START Supplied entries

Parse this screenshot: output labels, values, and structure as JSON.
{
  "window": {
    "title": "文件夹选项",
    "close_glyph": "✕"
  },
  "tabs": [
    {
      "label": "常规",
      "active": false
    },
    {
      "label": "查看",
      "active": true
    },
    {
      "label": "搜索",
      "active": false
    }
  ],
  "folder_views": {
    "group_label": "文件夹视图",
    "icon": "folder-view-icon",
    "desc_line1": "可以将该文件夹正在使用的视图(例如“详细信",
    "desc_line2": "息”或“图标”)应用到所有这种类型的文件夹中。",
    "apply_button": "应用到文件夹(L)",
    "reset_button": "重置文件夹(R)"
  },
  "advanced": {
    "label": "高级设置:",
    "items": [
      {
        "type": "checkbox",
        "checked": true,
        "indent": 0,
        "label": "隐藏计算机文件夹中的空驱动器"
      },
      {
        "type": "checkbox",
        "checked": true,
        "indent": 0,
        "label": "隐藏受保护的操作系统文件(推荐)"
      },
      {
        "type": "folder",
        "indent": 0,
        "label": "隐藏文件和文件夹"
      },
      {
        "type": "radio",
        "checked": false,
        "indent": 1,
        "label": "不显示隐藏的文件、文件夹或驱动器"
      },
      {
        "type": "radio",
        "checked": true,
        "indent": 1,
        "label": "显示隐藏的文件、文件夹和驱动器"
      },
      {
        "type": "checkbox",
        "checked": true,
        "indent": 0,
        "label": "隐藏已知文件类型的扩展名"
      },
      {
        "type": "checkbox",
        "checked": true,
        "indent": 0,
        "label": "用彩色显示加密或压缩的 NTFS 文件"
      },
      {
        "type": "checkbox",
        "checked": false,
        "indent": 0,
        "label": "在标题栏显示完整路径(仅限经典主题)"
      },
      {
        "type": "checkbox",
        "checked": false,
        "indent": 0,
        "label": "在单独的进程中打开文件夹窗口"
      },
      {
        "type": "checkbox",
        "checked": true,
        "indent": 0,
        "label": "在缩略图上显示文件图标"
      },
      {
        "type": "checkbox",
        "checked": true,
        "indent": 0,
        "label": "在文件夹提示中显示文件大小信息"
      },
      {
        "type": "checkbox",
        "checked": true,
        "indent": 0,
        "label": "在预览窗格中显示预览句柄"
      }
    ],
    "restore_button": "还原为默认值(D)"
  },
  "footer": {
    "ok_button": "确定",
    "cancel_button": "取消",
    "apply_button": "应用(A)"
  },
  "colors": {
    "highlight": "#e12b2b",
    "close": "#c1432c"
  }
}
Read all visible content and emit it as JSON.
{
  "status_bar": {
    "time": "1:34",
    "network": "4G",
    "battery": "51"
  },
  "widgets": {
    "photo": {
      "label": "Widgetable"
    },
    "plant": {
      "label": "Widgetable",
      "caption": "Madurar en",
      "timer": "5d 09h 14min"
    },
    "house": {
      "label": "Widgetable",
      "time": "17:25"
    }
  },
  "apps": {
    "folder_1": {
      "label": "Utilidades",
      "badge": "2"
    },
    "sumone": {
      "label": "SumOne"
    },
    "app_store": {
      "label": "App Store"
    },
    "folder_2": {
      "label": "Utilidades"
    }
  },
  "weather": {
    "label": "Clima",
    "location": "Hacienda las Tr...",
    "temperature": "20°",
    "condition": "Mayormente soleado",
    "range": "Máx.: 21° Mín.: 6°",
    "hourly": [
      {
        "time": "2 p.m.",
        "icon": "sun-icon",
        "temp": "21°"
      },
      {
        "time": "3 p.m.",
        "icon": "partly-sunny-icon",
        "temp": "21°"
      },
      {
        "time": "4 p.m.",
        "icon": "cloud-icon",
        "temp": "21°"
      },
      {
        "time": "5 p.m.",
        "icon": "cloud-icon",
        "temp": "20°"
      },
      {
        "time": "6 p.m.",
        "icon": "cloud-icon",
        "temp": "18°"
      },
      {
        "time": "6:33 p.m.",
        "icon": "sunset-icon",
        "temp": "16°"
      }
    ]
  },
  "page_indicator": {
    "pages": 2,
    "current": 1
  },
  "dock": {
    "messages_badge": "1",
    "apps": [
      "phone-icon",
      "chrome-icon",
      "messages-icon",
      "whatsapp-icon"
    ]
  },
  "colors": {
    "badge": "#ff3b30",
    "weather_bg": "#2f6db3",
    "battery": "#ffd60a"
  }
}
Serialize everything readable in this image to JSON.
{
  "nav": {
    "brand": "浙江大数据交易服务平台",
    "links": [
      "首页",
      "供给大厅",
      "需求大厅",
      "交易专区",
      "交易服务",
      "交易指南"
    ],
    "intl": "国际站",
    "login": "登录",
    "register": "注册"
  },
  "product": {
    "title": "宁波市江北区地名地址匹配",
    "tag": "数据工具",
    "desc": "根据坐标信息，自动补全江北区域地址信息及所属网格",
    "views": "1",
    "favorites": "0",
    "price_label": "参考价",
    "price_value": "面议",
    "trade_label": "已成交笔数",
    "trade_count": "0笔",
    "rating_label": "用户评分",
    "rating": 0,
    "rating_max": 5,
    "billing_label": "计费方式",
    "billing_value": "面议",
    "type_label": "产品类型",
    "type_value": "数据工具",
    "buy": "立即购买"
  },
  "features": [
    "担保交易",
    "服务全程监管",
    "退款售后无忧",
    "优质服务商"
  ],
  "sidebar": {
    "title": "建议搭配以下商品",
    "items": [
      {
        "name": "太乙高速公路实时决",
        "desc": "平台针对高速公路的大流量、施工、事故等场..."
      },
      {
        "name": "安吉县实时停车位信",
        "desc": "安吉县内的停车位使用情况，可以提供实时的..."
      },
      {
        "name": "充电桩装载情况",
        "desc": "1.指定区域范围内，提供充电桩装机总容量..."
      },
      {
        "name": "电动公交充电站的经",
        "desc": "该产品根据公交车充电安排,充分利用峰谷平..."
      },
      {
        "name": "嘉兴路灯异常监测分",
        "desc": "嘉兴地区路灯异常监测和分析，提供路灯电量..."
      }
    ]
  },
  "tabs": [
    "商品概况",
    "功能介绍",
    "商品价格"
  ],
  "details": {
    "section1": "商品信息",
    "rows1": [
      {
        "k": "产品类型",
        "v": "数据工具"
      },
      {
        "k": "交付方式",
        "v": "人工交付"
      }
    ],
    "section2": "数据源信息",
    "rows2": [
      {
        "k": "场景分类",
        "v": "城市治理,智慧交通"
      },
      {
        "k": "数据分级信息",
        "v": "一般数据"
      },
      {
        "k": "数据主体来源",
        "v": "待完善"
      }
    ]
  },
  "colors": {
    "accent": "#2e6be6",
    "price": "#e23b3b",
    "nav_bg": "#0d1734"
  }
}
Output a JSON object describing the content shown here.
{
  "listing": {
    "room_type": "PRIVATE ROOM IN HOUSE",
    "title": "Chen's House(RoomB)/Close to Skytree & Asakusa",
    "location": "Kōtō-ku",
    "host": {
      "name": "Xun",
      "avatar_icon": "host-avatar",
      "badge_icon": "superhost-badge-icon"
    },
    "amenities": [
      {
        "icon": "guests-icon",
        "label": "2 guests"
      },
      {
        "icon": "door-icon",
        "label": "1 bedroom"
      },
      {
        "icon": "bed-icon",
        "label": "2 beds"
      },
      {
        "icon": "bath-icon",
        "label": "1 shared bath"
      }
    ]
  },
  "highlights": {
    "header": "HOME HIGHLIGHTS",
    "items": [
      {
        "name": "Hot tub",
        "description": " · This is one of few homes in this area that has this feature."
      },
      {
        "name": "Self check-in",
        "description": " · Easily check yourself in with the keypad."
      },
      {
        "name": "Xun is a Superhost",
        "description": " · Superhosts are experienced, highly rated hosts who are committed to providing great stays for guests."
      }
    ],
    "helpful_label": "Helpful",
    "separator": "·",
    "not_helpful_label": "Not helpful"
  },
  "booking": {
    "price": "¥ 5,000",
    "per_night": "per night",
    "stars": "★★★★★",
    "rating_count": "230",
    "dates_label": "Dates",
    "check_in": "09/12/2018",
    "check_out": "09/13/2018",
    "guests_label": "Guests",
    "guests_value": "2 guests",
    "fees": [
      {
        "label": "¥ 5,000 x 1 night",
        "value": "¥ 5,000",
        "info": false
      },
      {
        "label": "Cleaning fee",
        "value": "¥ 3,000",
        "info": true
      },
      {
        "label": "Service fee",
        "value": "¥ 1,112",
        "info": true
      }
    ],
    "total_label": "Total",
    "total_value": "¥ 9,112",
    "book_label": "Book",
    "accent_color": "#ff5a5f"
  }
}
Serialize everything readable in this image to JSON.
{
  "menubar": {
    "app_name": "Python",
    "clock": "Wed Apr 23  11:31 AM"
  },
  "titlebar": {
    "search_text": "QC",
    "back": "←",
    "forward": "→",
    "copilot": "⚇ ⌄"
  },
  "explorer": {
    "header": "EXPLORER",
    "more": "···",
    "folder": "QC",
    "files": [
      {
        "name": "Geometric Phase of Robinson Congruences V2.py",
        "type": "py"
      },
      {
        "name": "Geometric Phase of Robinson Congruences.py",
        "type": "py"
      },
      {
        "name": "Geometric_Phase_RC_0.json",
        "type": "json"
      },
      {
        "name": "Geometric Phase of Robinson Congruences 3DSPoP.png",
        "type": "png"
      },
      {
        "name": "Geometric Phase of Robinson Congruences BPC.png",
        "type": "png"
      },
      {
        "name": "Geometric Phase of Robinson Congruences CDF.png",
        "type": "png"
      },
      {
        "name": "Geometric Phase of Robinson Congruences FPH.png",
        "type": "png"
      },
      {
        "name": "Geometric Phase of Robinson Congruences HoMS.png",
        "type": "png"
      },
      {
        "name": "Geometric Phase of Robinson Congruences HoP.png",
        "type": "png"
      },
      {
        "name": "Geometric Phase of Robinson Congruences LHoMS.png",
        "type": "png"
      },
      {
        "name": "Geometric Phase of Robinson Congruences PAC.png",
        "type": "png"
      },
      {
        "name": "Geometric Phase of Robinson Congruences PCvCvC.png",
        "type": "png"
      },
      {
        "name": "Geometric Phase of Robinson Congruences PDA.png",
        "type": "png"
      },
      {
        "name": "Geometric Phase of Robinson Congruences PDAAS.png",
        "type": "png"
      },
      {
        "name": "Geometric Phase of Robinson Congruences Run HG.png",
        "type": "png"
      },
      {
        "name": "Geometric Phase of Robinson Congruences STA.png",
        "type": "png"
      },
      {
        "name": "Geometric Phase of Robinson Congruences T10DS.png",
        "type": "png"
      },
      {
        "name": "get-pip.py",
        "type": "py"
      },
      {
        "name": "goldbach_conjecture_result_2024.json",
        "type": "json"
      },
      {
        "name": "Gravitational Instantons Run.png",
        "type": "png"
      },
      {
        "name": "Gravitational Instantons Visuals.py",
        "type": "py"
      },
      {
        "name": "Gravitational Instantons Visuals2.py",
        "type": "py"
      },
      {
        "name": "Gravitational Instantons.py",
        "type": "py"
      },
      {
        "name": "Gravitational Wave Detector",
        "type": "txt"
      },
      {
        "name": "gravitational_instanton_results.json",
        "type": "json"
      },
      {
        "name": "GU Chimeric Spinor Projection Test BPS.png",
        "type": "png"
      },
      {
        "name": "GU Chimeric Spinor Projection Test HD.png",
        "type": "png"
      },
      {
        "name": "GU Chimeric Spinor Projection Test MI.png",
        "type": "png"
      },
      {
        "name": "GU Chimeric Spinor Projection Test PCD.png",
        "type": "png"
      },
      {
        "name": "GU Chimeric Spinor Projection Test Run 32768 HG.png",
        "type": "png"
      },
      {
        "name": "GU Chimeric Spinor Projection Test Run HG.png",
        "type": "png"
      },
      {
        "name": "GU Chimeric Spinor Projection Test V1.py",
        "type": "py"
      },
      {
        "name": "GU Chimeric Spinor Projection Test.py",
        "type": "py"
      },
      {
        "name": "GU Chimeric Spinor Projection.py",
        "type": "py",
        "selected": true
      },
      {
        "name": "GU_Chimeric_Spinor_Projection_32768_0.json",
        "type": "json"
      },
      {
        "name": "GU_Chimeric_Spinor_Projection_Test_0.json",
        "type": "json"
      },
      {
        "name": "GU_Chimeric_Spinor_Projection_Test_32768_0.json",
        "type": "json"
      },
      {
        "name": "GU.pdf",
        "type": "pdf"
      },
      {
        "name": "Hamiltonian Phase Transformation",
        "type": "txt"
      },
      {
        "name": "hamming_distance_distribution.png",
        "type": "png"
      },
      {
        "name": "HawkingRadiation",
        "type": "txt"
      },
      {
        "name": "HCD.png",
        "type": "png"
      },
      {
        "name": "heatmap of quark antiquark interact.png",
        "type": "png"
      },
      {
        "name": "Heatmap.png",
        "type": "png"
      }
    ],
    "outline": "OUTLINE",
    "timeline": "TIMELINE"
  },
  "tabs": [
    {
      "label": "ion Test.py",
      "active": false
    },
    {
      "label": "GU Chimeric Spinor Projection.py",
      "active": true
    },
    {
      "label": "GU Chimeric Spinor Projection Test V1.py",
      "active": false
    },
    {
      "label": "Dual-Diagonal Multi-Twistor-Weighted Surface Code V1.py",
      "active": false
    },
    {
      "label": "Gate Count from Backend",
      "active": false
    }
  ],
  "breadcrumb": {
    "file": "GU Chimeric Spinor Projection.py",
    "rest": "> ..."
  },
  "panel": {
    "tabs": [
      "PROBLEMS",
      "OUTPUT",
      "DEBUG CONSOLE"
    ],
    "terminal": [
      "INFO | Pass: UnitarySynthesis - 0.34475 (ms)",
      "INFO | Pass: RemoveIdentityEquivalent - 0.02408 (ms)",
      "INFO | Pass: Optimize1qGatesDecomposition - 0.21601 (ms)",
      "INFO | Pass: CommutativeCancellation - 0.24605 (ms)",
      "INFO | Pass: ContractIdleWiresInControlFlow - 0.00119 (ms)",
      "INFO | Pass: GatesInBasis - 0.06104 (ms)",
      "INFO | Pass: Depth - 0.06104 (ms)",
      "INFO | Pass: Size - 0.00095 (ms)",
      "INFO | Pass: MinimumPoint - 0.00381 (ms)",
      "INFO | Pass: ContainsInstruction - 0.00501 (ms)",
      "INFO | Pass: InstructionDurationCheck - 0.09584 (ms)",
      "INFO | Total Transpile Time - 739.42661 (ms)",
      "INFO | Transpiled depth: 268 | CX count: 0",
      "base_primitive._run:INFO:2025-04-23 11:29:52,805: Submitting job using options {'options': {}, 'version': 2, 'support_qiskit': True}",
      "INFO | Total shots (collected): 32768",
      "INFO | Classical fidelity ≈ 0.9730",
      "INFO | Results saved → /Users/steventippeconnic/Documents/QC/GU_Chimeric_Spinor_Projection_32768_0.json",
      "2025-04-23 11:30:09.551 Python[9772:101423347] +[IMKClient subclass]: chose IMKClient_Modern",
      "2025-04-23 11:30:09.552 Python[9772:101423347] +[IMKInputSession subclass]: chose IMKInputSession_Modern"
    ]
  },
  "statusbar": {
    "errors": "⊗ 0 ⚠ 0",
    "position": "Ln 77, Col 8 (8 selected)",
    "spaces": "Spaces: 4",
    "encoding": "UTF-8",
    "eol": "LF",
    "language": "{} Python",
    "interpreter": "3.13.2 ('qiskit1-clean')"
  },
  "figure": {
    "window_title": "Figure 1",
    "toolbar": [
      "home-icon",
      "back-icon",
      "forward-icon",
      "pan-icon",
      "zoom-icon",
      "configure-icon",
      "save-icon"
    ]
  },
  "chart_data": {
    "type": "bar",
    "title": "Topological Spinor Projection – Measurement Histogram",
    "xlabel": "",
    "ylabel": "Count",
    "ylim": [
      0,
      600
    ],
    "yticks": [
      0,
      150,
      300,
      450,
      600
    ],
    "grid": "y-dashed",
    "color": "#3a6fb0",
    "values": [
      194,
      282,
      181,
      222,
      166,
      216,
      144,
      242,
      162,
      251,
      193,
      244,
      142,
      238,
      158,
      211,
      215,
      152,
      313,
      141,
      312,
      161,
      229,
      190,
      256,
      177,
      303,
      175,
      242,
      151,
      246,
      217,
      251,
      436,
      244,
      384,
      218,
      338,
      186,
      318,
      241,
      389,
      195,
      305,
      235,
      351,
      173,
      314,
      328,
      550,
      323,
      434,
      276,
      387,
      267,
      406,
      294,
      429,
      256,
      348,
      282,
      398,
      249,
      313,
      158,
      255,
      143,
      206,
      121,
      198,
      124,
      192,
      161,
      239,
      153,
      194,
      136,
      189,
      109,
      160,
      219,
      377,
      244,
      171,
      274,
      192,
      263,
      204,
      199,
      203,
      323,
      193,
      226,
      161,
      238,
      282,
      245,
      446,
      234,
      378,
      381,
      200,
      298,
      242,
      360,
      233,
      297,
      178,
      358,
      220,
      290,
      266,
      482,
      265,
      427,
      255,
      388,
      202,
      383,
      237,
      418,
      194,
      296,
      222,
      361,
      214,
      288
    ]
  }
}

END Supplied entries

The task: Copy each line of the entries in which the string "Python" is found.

Answer:
    "app_name": "Python",
      "2025-04-23 11:30:09.551 Python[9772:101423347] +[IMKClient subclass]: chose IMKClient_Modern",
      "2025-04-23 11:30:09.552 Python[9772:101423347] +[IMKInputSession subclass]: chose IMKInputSession_Modern"
    "language": "{} Python",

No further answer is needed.